§ Page and application data records
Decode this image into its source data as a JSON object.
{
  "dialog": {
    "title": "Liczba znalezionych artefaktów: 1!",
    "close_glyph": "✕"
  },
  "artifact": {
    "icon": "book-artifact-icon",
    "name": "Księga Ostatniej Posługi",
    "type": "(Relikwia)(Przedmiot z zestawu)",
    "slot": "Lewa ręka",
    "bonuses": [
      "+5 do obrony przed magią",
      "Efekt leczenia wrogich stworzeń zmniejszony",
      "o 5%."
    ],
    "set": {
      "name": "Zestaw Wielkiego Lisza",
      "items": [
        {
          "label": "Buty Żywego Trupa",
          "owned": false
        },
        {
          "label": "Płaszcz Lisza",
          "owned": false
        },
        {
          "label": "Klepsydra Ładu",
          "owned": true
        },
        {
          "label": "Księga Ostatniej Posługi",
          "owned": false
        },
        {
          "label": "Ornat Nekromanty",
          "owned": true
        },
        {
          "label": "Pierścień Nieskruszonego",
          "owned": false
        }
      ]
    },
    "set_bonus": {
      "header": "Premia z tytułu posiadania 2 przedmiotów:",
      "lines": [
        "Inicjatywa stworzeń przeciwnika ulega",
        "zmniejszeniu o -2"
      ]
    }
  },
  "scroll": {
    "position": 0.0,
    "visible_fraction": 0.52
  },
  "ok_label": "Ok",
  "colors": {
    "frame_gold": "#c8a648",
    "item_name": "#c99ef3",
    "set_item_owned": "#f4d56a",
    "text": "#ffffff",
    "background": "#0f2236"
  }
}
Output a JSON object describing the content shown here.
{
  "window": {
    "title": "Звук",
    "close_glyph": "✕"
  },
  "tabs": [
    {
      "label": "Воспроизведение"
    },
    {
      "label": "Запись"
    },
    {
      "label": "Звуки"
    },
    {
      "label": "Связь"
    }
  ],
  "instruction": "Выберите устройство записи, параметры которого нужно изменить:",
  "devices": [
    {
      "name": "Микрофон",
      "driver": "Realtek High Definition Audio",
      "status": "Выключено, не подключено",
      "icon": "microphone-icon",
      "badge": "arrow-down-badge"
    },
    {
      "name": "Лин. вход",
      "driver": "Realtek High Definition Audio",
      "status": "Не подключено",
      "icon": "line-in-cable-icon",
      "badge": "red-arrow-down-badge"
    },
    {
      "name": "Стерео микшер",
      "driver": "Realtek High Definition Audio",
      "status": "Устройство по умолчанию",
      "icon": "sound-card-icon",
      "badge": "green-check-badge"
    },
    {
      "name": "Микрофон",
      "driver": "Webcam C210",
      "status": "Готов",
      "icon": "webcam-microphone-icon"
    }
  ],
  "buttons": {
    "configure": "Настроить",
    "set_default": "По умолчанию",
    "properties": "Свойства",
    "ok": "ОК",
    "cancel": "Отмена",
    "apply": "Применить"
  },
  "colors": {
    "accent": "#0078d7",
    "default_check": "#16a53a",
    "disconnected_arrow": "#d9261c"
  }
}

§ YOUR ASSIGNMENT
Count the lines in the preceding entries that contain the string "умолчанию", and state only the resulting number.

§ WRITTEN SOLUTION
2